Task statement: Check every line in the listing below for "title". Copy the ones where it occurs.

Records shown:
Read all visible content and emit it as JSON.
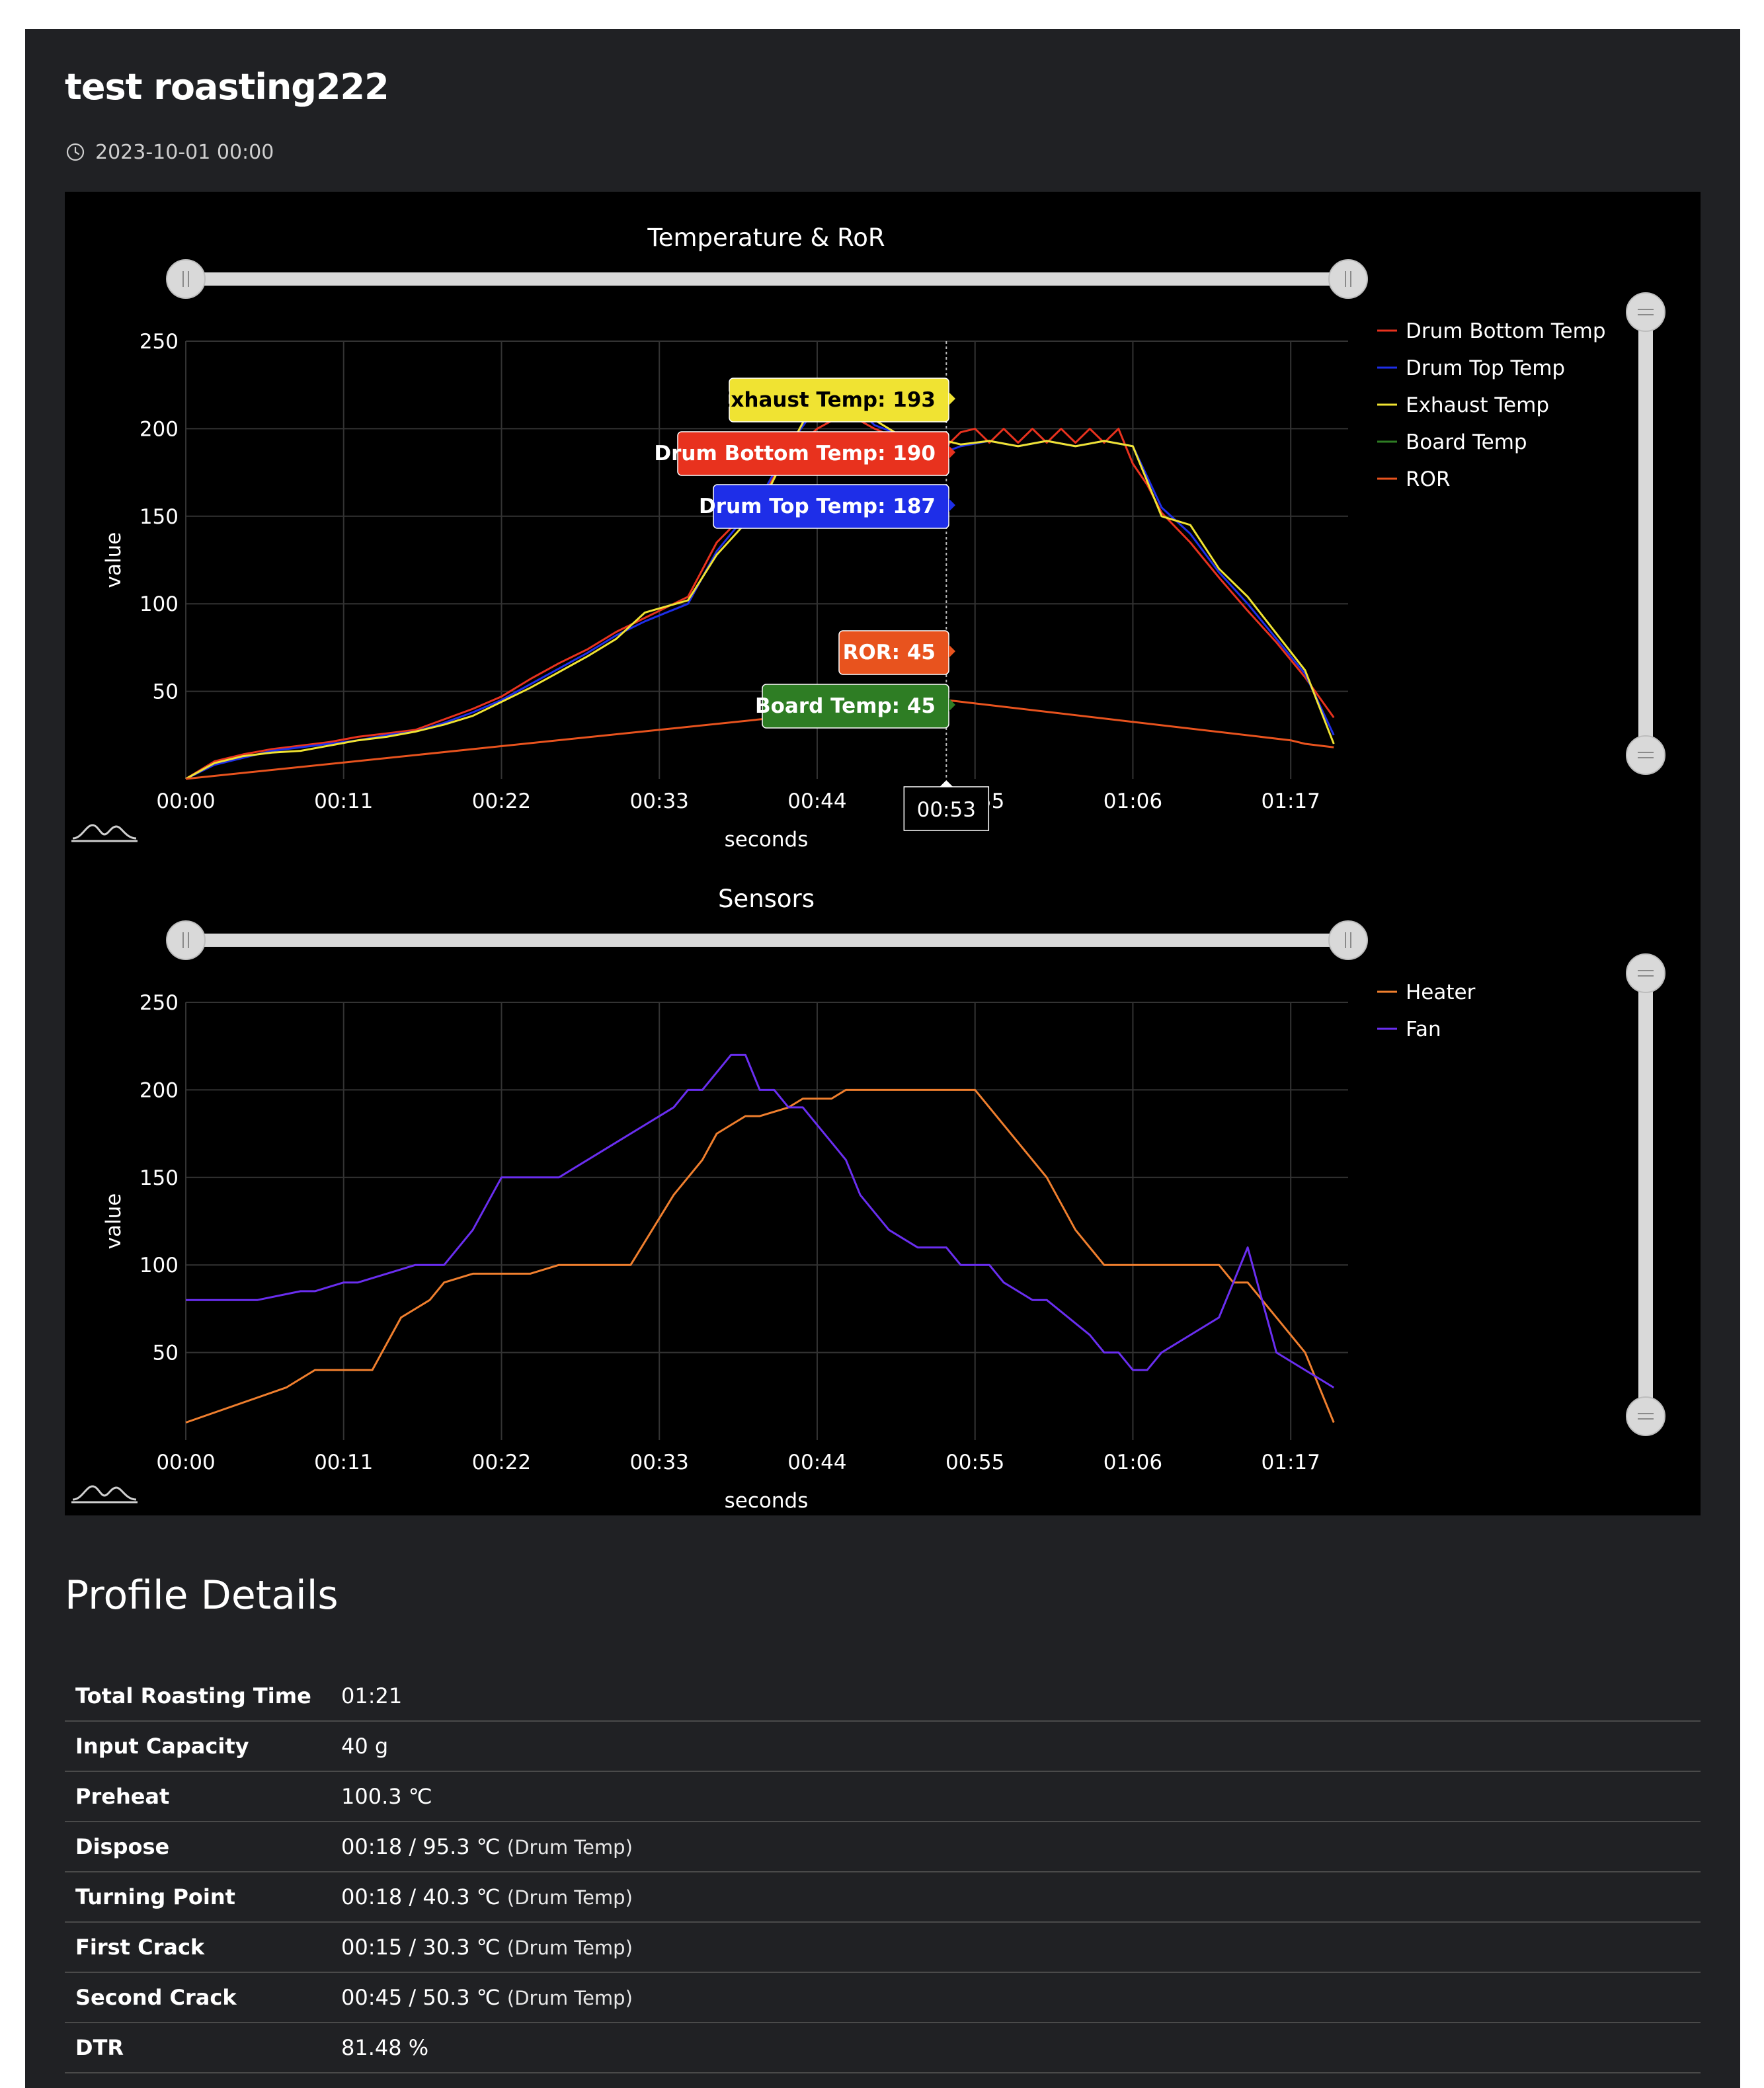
{
  "page": {
    "title": "test roasting222",
    "date": "2023-10-01 00:00",
    "icons": {
      "date": "clock-icon",
      "zoom_reset": "mountain-chart-icon",
      "range_handle": "grip-handle-icon"
    }
  },
  "colors": {
    "page_bg": "#202124",
    "chart_bg": "#000000",
    "grid": "#333333",
    "slider": "#d9d9d9",
    "drum_bottom": "#e8321e",
    "drum_top": "#1e2ee8",
    "exhaust": "#f0e332",
    "board": "#2e7d24",
    "ror": "#e8531e",
    "heater": "#f07f2e",
    "fan": "#6a2ef0"
  },
  "chart_data": [
    {
      "type": "line",
      "title": "Temperature & RoR",
      "xlabel": "seconds",
      "ylabel": "value",
      "xlim": [
        0,
        81
      ],
      "ylim": [
        0,
        250
      ],
      "x_ticks": [
        "00:00",
        "00:11",
        "00:22",
        "00:33",
        "00:44",
        "00:55",
        "01:06",
        "01:17"
      ],
      "y_ticks": [
        "50",
        "100",
        "150",
        "200",
        "250"
      ],
      "grid": true,
      "legend_position": "right",
      "series": [
        {
          "name": "Drum Bottom Temp",
          "color": "#e8321e",
          "x": [
            0,
            2,
            4,
            6,
            8,
            10,
            12,
            14,
            16,
            18,
            20,
            22,
            24,
            26,
            28,
            30,
            32,
            35,
            37,
            40,
            42,
            44,
            46,
            48,
            50,
            52,
            53,
            54,
            55,
            56,
            57,
            58,
            59,
            60,
            61,
            62,
            63,
            64,
            65,
            66,
            67,
            68,
            70,
            72,
            74,
            76,
            78,
            80
          ],
          "y": [
            0,
            10,
            14,
            17,
            19,
            21,
            24,
            26,
            28,
            34,
            40,
            47,
            57,
            66,
            74,
            84,
            92,
            104,
            135,
            160,
            185,
            200,
            209,
            200,
            193,
            190,
            190,
            198,
            200,
            192,
            200,
            192,
            200,
            192,
            200,
            192,
            200,
            192,
            200,
            180,
            168,
            152,
            135,
            115,
            96,
            78,
            58,
            35
          ]
        },
        {
          "name": "Drum Top Temp",
          "color": "#1e2ee8",
          "x": [
            0,
            2,
            4,
            6,
            8,
            10,
            12,
            14,
            16,
            18,
            20,
            22,
            24,
            26,
            28,
            30,
            32,
            35,
            37,
            40,
            42,
            44,
            46,
            48,
            50,
            52,
            53,
            54,
            56,
            58,
            60,
            62,
            64,
            66,
            68,
            70,
            72,
            74,
            76,
            78,
            80
          ],
          "y": [
            0,
            8,
            12,
            16,
            18,
            20,
            22,
            25,
            27,
            32,
            38,
            45,
            54,
            63,
            72,
            82,
            90,
            100,
            130,
            160,
            190,
            213,
            218,
            202,
            196,
            188,
            187,
            190,
            193,
            190,
            193,
            190,
            193,
            190,
            155,
            140,
            118,
            100,
            80,
            60,
            25
          ]
        },
        {
          "name": "Exhaust Temp",
          "color": "#f0e332",
          "x": [
            0,
            2,
            4,
            6,
            8,
            10,
            12,
            14,
            16,
            18,
            20,
            22,
            24,
            26,
            28,
            30,
            32,
            35,
            37,
            40,
            42,
            44,
            46,
            48,
            50,
            52,
            53,
            54,
            56,
            58,
            60,
            62,
            64,
            66,
            68,
            70,
            72,
            74,
            76,
            78,
            80
          ],
          "y": [
            0,
            9,
            13,
            15,
            16,
            19,
            22,
            24,
            27,
            31,
            36,
            44,
            52,
            61,
            70,
            80,
            95,
            102,
            128,
            155,
            188,
            219,
            222,
            205,
            195,
            193,
            193,
            191,
            193,
            190,
            193,
            190,
            193,
            190,
            150,
            145,
            120,
            104,
            83,
            62,
            20
          ]
        },
        {
          "name": "Board Temp",
          "color": "#2e7d24",
          "x": [],
          "y": []
        },
        {
          "name": "ROR",
          "color": "#e8531e",
          "x": [
            0,
            53,
            77,
            78,
            80
          ],
          "y": [
            0,
            45,
            22,
            20,
            18
          ]
        }
      ],
      "hover": {
        "x": "00:53",
        "labels": [
          {
            "text": "Exhaust Temp: 193",
            "bg": "#f0e332",
            "fg": "#000000",
            "y": 193
          },
          {
            "text": "Drum Bottom Temp: 190",
            "bg": "#e8321e",
            "fg": "#ffffff",
            "y": 190
          },
          {
            "text": "Drum Top Temp: 187",
            "bg": "#1e2ee8",
            "fg": "#ffffff",
            "y": 187
          },
          {
            "text": "ROR: 45",
            "bg": "#e8531e",
            "fg": "#ffffff",
            "y": 45
          },
          {
            "text": "Board Temp: 45",
            "bg": "#2e7d24",
            "fg": "#ffffff",
            "y": 45
          }
        ]
      }
    },
    {
      "type": "line",
      "title": "Sensors",
      "xlabel": "seconds",
      "ylabel": "value",
      "xlim": [
        0,
        81
      ],
      "ylim": [
        0,
        250
      ],
      "x_ticks": [
        "00:00",
        "00:11",
        "00:22",
        "00:33",
        "00:44",
        "00:55",
        "01:06",
        "01:17"
      ],
      "y_ticks": [
        "50",
        "100",
        "150",
        "200",
        "250"
      ],
      "grid": true,
      "legend_position": "right",
      "series": [
        {
          "name": "Heater",
          "color": "#f07f2e",
          "x": [
            0,
            7,
            9,
            13,
            15,
            17,
            18,
            20,
            22,
            24,
            26,
            28,
            30,
            31,
            34,
            36,
            37,
            39,
            40,
            42,
            43,
            45,
            46,
            48,
            50,
            52,
            54,
            55,
            57,
            60,
            62,
            64,
            66,
            68,
            72,
            73,
            74,
            76,
            78,
            80
          ],
          "y": [
            10,
            30,
            40,
            40,
            70,
            80,
            90,
            95,
            95,
            95,
            100,
            100,
            100,
            100,
            140,
            160,
            175,
            185,
            185,
            190,
            195,
            195,
            200,
            200,
            200,
            200,
            200,
            200,
            180,
            150,
            120,
            100,
            100,
            100,
            100,
            90,
            90,
            70,
            50,
            10
          ]
        },
        {
          "name": "Fan",
          "color": "#6a2ef0",
          "x": [
            0,
            4,
            5,
            8,
            9,
            11,
            12,
            14,
            16,
            18,
            20,
            22,
            24,
            26,
            28,
            30,
            32,
            34,
            35,
            36,
            37,
            38,
            39,
            40,
            41,
            42,
            43,
            44,
            45,
            46,
            47,
            48,
            49,
            51,
            53,
            54,
            55,
            56,
            57,
            59,
            60,
            63,
            64,
            65,
            66,
            67,
            68,
            70,
            72,
            74,
            76,
            78,
            80
          ],
          "y": [
            80,
            80,
            80,
            85,
            85,
            90,
            90,
            95,
            100,
            100,
            120,
            150,
            150,
            150,
            160,
            170,
            180,
            190,
            200,
            200,
            210,
            220,
            220,
            200,
            200,
            190,
            190,
            180,
            170,
            160,
            140,
            130,
            120,
            110,
            110,
            100,
            100,
            100,
            90,
            80,
            80,
            60,
            50,
            50,
            40,
            40,
            50,
            60,
            70,
            110,
            50,
            40,
            30
          ]
        }
      ]
    }
  ],
  "details": {
    "heading": "Profile Details",
    "rows": [
      {
        "label": "Total Roasting Time",
        "value": "01:21",
        "note": ""
      },
      {
        "label": "Input Capacity",
        "value": "40 g",
        "note": ""
      },
      {
        "label": "Preheat",
        "value": "100.3 ℃",
        "note": ""
      },
      {
        "label": "Dispose",
        "value": "00:18 / 95.3 ℃",
        "note": "(Drum Temp)"
      },
      {
        "label": "Turning Point",
        "value": "00:18 / 40.3 ℃",
        "note": "(Drum Temp)"
      },
      {
        "label": "First Crack",
        "value": "00:15 / 30.3 ℃",
        "note": "(Drum Temp)"
      },
      {
        "label": "Second Crack",
        "value": "00:45 / 50.3 ℃",
        "note": "(Drum Temp)"
      },
      {
        "label": "DTR",
        "value": "81.48 %",
        "note": ""
      }
    ]
  }
}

Output of the exercise:
    "title": "test roasting222",
      "title": "Temperature & RoR",
      "title": "Sensors",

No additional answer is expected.